> **Work to be completed**
Give the records back in full, exactly as they read.
Start of Given information
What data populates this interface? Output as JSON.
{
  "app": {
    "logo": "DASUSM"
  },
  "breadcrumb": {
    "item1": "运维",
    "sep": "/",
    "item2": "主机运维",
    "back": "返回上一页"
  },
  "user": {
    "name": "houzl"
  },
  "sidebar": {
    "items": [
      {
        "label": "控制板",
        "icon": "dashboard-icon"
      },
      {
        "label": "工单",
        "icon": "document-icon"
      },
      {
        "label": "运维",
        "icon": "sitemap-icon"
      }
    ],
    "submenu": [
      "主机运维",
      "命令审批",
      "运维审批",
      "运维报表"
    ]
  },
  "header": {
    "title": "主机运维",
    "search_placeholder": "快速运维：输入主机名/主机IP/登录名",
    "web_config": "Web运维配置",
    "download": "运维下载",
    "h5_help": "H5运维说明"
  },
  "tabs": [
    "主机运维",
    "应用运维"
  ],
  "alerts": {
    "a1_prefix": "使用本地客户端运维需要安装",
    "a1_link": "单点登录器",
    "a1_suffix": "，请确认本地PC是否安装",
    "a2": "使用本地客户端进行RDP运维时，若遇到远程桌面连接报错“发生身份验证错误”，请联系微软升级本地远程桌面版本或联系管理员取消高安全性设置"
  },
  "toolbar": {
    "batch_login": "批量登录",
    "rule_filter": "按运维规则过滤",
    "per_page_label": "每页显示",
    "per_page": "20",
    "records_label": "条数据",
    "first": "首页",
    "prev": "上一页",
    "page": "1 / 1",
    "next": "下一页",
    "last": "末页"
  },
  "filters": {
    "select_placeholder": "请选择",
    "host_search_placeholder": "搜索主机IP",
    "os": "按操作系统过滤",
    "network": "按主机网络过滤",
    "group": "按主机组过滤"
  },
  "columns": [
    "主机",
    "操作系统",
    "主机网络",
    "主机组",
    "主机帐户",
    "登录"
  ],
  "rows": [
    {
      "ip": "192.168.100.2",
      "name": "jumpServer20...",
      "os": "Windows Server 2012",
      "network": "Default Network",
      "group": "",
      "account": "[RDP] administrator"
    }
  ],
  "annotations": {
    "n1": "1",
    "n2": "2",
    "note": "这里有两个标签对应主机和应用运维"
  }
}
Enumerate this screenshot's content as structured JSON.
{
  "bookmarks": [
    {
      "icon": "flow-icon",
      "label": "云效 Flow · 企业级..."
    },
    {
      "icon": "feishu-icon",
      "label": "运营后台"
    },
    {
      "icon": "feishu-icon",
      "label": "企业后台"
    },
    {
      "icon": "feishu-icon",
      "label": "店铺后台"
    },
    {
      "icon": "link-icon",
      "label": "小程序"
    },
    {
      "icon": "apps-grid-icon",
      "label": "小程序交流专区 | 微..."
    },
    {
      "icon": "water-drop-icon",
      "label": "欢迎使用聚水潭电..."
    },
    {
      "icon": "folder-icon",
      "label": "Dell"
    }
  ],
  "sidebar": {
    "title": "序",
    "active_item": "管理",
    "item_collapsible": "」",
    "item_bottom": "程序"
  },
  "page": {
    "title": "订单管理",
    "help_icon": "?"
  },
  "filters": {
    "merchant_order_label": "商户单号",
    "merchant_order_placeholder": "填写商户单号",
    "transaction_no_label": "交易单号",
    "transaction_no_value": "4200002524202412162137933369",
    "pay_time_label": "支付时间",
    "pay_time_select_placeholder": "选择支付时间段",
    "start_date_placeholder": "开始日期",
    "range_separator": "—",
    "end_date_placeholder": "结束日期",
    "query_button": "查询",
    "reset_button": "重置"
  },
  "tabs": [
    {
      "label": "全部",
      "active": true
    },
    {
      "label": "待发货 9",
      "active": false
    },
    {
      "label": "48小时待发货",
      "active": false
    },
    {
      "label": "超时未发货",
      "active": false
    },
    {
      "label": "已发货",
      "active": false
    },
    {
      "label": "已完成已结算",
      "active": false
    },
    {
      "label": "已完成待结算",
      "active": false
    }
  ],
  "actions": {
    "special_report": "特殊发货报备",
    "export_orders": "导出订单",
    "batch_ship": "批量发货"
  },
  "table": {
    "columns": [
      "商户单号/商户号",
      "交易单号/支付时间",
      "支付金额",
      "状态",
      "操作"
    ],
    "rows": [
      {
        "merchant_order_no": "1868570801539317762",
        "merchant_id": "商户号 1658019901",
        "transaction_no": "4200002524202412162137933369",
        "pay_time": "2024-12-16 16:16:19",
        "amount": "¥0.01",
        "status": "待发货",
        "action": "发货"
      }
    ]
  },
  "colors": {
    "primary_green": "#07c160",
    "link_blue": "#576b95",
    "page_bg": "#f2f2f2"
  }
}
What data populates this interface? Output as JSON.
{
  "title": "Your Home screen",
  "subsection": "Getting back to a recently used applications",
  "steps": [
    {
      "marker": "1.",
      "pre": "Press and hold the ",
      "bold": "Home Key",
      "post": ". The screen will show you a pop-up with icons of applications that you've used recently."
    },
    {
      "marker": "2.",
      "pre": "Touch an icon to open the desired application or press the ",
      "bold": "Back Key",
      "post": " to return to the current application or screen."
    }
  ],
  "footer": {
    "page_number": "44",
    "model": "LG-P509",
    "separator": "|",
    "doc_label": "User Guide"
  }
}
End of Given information
> **Expected answer**
What data populates this interface? Output as JSON.
{
  "app": {
    "logo": "DASUSM"
  },
  "breadcrumb": {
    "item1": "运维",
    "sep": "/",
    "item2": "主机运维",
    "back": "返回上一页"
  },
  "user": {
    "name": "houzl"
  },
  "sidebar": {
    "items": [
      {
        "label": "控制板",
        "icon": "dashboard-icon"
      },
      {
        "label": "工单",
        "icon": "document-icon"
      },
      {
        "label": "运维",
        "icon": "sitemap-icon"
      }
    ],
    "submenu": [
      "主机运维",
      "命令审批",
      "运维审批",
      "运维报表"
    ]
  },
  "header": {
    "title": "主机运维",
    "search_placeholder": "快速运维：输入主机名/主机IP/登录名",
    "web_config": "Web运维配置",
    "download": "运维下载",
    "h5_help": "H5运维说明"
  },
  "tabs": [
    "主机运维",
    "应用运维"
  ],
  "alerts": {
    "a1_prefix": "使用本地客户端运维需要安装",
    "a1_link": "单点登录器",
    "a1_suffix": "，请确认本地PC是否安装",
    "a2": "使用本地客户端进行RDP运维时，若遇到远程桌面连接报错“发生身份验证错误”，请联系微软升级本地远程桌面版本或联系管理员取消高安全性设置"
  },
  "toolbar": {
    "batch_login": "批量登录",
    "rule_filter": "按运维规则过滤",
    "per_page_label": "每页显示",
    "per_page": "20",
    "records_label": "条数据",
    "first": "首页",
    "prev": "上一页",
    "page": "1 / 1",
    "next": "下一页",
    "last": "末页"
  },
  "filters": {
    "select_placeholder": "请选择",
    "host_search_placeholder": "搜索主机IP",
    "os": "按操作系统过滤",
    "network": "按主机网络过滤",
    "group": "按主机组过滤"
  },
  "columns": [
    "主机",
    "操作系统",
    "主机网络",
    "主机组",
    "主机帐户",
    "登录"
  ],
  "rows": [
    {
      "ip": "192.168.100.2",
      "name": "jumpServer20...",
      "os": "Windows Server 2012",
      "network": "Default Network",
      "group": "",
      "account": "[RDP] administrator"
    }
  ],
  "annotations": {
    "n1": "1",
    "n2": "2",
    "note": "这里有两个标签对应主机和应用运维"
  }
}
Enumerate this screenshot's content as structured JSON.
{
  "bookmarks": [
    {
      "icon": "flow-icon",
      "label": "云效 Flow · 企业级..."
    },
    {
      "icon": "feishu-icon",
      "label": "运营后台"
    },
    {
      "icon": "feishu-icon",
      "label": "企业后台"
    },
    {
      "icon": "feishu-icon",
      "label": "店铺后台"
    },
    {
      "icon": "link-icon",
      "label": "小程序"
    },
    {
      "icon": "apps-grid-icon",
      "label": "小程序交流专区 | 微..."
    },
    {
      "icon": "water-drop-icon",
      "label": "欢迎使用聚水潭电..."
    },
    {
      "icon": "folder-icon",
      "label": "Dell"
    }
  ],
  "sidebar": {
    "title": "序",
    "active_item": "管理",
    "item_collapsible": "」",
    "item_bottom": "程序"
  },
  "page": {
    "title": "订单管理",
    "help_icon": "?"
  },
  "filters": {
    "merchant_order_label": "商户单号",
    "merchant_order_placeholder": "填写商户单号",
    "transaction_no_label": "交易单号",
    "transaction_no_value": "4200002524202412162137933369",
    "pay_time_label": "支付时间",
    "pay_time_select_placeholder": "选择支付时间段",
    "start_date_placeholder": "开始日期",
    "range_separator": "—",
    "end_date_placeholder": "结束日期",
    "query_button": "查询",
    "reset_button": "重置"
  },
  "tabs": [
    {
      "label": "全部",
      "active": true
    },
    {
      "label": "待发货 9",
      "active": false
    },
    {
      "label": "48小时待发货",
      "active": false
    },
    {
      "label": "超时未发货",
      "active": false
    },
    {
      "label": "已发货",
      "active": false
    },
    {
      "label": "已完成已结算",
      "active": false
    },
    {
      "label": "已完成待结算",
      "active": false
    }
  ],
  "actions": {
    "special_report": "特殊发货报备",
    "export_orders": "导出订单",
    "batch_ship": "批量发货"
  },
  "table": {
    "columns": [
      "商户单号/商户号",
      "交易单号/支付时间",
      "支付金额",
      "状态",
      "操作"
    ],
    "rows": [
      {
        "merchant_order_no": "1868570801539317762",
        "merchant_id": "商户号 1658019901",
        "transaction_no": "4200002524202412162137933369",
        "pay_time": "2024-12-16 16:16:19",
        "amount": "¥0.01",
        "status": "待发货",
        "action": "发货"
      }
    ]
  },
  "colors": {
    "primary_green": "#07c160",
    "link_blue": "#576b95",
    "page_bg": "#f2f2f2"
  }
}
What data populates this interface? Output as JSON.
{
  "title": "Your Home screen",
  "subsection": "Getting back to a recently used applications",
  "steps": [
    {
      "marker": "1.",
      "pre": "Press and hold the ",
      "bold": "Home Key",
      "post": ". The screen will show you a pop-up with icons of applications that you've used recently."
    },
    {
      "marker": "2.",
      "pre": "Touch an icon to open the desired application or press the ",
      "bold": "Back Key",
      "post": " to return to the current application or screen."
    }
  ],
  "footer": {
    "page_number": "44",
    "model": "LG-P509",
    "separator": "|",
    "doc_label": "User Guide"
  }
}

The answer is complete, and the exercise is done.